==== Supplied data

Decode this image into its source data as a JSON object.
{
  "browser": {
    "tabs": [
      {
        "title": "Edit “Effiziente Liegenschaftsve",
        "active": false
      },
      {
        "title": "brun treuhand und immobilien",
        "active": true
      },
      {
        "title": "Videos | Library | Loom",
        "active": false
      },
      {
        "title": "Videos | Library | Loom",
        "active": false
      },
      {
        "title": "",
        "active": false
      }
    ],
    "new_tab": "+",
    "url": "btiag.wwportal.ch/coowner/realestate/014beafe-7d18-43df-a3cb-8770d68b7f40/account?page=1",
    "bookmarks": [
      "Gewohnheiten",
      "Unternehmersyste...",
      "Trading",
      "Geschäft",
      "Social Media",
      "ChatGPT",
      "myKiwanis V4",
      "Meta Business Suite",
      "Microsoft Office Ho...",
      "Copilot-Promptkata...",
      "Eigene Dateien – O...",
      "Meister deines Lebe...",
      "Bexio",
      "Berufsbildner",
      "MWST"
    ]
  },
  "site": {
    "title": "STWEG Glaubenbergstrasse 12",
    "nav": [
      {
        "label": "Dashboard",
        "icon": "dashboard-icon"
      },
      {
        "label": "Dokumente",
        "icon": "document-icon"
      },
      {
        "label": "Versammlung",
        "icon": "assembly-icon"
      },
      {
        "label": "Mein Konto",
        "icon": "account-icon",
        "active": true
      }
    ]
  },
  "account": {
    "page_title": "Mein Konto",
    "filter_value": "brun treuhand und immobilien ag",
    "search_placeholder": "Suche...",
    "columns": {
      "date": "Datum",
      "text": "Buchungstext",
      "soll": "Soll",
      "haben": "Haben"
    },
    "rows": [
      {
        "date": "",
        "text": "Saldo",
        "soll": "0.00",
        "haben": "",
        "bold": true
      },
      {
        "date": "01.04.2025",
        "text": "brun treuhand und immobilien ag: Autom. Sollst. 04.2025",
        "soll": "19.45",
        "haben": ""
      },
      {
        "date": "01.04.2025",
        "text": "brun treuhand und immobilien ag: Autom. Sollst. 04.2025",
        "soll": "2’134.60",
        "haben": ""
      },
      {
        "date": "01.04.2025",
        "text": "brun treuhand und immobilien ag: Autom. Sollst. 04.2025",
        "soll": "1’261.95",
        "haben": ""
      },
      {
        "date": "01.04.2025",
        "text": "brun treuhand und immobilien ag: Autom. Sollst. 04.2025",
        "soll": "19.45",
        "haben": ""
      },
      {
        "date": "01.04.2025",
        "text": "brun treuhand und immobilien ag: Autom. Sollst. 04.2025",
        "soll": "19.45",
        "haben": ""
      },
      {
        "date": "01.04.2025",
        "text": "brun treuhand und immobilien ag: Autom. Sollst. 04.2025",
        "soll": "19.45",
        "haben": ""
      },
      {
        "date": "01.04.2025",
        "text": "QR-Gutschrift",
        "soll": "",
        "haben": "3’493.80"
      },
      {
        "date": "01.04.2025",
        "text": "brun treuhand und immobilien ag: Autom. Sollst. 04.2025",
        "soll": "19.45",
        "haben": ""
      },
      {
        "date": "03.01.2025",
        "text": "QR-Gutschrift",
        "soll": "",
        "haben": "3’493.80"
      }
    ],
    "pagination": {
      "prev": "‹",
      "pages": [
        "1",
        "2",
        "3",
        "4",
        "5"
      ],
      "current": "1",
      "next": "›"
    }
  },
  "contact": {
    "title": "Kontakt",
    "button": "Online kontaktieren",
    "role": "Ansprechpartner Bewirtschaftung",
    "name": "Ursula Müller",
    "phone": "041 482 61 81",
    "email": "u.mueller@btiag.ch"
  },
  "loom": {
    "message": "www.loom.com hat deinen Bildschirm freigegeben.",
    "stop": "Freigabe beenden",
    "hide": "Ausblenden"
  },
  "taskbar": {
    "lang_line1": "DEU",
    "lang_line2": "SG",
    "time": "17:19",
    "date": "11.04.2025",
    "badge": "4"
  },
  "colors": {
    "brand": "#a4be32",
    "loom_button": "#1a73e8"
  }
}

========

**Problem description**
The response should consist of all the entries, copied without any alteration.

**Exercise solution**
Decode this image into its source data as a JSON object.
{
  "browser": {
    "tabs": [
      {
        "title": "Edit “Effiziente Liegenschaftsve",
        "active": false
      },
      {
        "title": "brun treuhand und immobilien",
        "active": true
      },
      {
        "title": "Videos | Library | Loom",
        "active": false
      },
      {
        "title": "Videos | Library | Loom",
        "active": false
      },
      {
        "title": "",
        "active": false
      }
    ],
    "new_tab": "+",
    "url": "btiag.wwportal.ch/coowner/realestate/014beafe-7d18-43df-a3cb-8770d68b7f40/account?page=1",
    "bookmarks": [
      "Gewohnheiten",
      "Unternehmersyste...",
      "Trading",
      "Geschäft",
      "Social Media",
      "ChatGPT",
      "myKiwanis V4",
      "Meta Business Suite",
      "Microsoft Office Ho...",
      "Copilot-Promptkata...",
      "Eigene Dateien – O...",
      "Meister deines Lebe...",
      "Bexio",
      "Berufsbildner",
      "MWST"
    ]
  },
  "site": {
    "title": "STWEG Glaubenbergstrasse 12",
    "nav": [
      {
        "label": "Dashboard",
        "icon": "dashboard-icon"
      },
      {
        "label": "Dokumente",
        "icon": "document-icon"
      },
      {
        "label": "Versammlung",
        "icon": "assembly-icon"
      },
      {
        "label": "Mein Konto",
        "icon": "account-icon",
        "active": true
      }
    ]
  },
  "account": {
    "page_title": "Mein Konto",
    "filter_value": "brun treuhand und immobilien ag",
    "search_placeholder": "Suche...",
    "columns": {
      "date": "Datum",
      "text": "Buchungstext",
      "soll": "Soll",
      "haben": "Haben"
    },
    "rows": [
      {
        "date": "",
        "text": "Saldo",
        "soll": "0.00",
        "haben": "",
        "bold": true
      },
      {
        "date": "01.04.2025",
        "text": "brun treuhand und immobilien ag: Autom. Sollst. 04.2025",
        "soll": "19.45",
        "haben": ""
      },
      {
        "date": "01.04.2025",
        "text": "brun treuhand und immobilien ag: Autom. Sollst. 04.2025",
        "soll": "2’134.60",
        "haben": ""
      },
      {
        "date": "01.04.2025",
        "text": "brun treuhand und immobilien ag: Autom. Sollst. 04.2025",
        "soll": "1’261.95",
        "haben": ""
      },
      {
        "date": "01.04.2025",
        "text": "brun treuhand und immobilien ag: Autom. Sollst. 04.2025",
        "soll": "19.45",
        "haben": ""
      },
      {
        "date": "01.04.2025",
        "text": "brun treuhand und immobilien ag: Autom. Sollst. 04.2025",
        "soll": "19.45",
        "haben": ""
      },
      {
        "date": "01.04.2025",
        "text": "brun treuhand und immobilien ag: Autom. Sollst. 04.2025",
        "soll": "19.45",
        "haben": ""
      },
      {
        "date": "01.04.2025",
        "text": "QR-Gutschrift",
        "soll": "",
        "haben": "3’493.80"
      },
      {
        "date": "01.04.2025",
        "text": "brun treuhand und immobilien ag: Autom. Sollst. 04.2025",
        "soll": "19.45",
        "haben": ""
      },
      {
        "date": "03.01.2025",
        "text": "QR-Gutschrift",
        "soll": "",
        "haben": "3’493.80"
      }
    ],
    "pagination": {
      "prev": "‹",
      "pages": [
        "1",
        "2",
        "3",
        "4",
        "5"
      ],
      "current": "1",
      "next": "›"
    }
  },
  "contact": {
    "title": "Kontakt",
    "button": "Online kontaktieren",
    "role": "Ansprechpartner Bewirtschaftung",
    "name": "Ursula Müller",
    "phone": "041 482 61 81",
    "email": "u.mueller@btiag.ch"
  },
  "loom": {
    "message": "www.loom.com hat deinen Bildschirm freigegeben.",
    "stop": "Freigabe beenden",
    "hide": "Ausblenden"
  },
  "taskbar": {
    "lang_line1": "DEU",
    "lang_line2": "SG",
    "time": "17:19",
    "date": "11.04.2025",
    "badge": "4"
  },
  "colors": {
    "brand": "#a4be32",
    "loom_button": "#1a73e8"
  }
}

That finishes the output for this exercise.